• Ardent Studios
Unlike most people I know, I don't tend to get excited when I see that a documentary on a favorite band or artist is in the works. Since my editors send me most every music-oriented video with a distribution deal, I've seen it all, including an untold number of made-for-DVD documentaries.

If most are watchable, few cross the line into greatness (and this year, Searching for Sugar Man is the one to beat). Part of the problem is that most directors assume the Wikipedia approach will suffice, and for some viewers, it might, but once you've seen the same story lines enough times—rags to riches; rise, fall, and redemption, etc.—it gets pretty old, so it helps if the filmmaker has a strong visual or narrative sense. If I just want to hear the music or look at the pictures, I can do that on my own.

Consequently, some of the best docs I've seen lately concerned acts with whom I wasn't familiar, like the Kashmere Stage Band (Thunder Soul) or Marian Anderson (Last Fast Ride). Their makers found a way to capture my interest.

Granted, it's sometimes simply about latching on to an inherently dramatic story, and getting out of the way, which is to say: putting one's directorial ego aside, and prioritizing the artist's perspective or intentions, whether you agree with them or not.

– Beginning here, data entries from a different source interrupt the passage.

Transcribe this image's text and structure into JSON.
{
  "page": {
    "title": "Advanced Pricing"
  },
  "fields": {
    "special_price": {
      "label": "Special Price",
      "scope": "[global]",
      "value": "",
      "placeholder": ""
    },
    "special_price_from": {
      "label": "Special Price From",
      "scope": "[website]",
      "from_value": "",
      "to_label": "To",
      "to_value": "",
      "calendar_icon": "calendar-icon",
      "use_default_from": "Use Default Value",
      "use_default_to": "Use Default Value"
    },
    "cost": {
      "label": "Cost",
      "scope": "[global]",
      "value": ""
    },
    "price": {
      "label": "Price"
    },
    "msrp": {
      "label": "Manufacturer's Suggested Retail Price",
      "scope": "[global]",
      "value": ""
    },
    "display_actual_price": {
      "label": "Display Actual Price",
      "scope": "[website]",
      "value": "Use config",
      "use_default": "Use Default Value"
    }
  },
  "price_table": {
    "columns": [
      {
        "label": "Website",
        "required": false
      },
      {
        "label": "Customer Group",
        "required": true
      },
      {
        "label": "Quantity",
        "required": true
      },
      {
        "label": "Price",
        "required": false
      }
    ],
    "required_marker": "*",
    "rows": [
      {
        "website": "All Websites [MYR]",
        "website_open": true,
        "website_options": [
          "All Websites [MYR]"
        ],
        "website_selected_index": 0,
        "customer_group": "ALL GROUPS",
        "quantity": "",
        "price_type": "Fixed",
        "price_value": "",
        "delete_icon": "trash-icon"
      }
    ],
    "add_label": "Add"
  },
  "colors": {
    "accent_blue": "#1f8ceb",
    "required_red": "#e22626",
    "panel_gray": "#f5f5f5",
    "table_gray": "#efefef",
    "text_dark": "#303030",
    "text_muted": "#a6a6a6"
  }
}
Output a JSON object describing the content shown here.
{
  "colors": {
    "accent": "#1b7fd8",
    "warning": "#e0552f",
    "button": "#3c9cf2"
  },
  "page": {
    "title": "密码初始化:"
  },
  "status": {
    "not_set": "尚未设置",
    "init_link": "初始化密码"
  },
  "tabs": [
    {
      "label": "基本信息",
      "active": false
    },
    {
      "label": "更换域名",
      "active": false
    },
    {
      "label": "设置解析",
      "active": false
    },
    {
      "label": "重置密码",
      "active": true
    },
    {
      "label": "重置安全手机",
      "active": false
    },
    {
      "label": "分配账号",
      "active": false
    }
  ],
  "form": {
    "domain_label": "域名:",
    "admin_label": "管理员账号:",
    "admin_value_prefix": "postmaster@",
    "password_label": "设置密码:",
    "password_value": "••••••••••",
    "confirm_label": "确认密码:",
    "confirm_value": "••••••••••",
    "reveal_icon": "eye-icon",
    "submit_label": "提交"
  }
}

The filmmakers who try to put a happy face on a tragic tale, for instance, or who leave out crucial information, do their subjects—and their viewers—a disservice. I'd rather decide for myself what to think about their protagonist, and I certainly don't need to like a musician to appreciate their artistry or impact.

All of which is to say that I'm keeping my expectations in check for the new Big Star documentary, which premiered in New York this weekend (after a world premiere in London). I love the band, but the trailer makes it look like a standard biographical portrait. I'm still looking forward to it, and I'm glad Drew DeNicola and Olivia Mori got the chance to speak with Alex Chilton* before his passing, but it would be hard to top the Memphis outfit's three amazing albums—assuming you count Third/Sisters Lovers as a group effort and not a Chilton solo project.

Check out the trailer below. Gotta say I'm a little psyched to see some Lester Bangs footage in there. As much as I enjoyed Phillip Seymour Hoffman's performance as Bangs in Almost Famous, I think it's fair to say the two look almost nothing alike (but then, he didn't look much like Truman Capote either).

* In looking through the production notes, I found that Chilton, who passed away in 2010, declined to be filmed or interviewed, so I guess the following clip comes from the archives.

For those who put stock in such things, the reviews so far have been pretty good. No Seattle date yet, but you can find more info about the film here.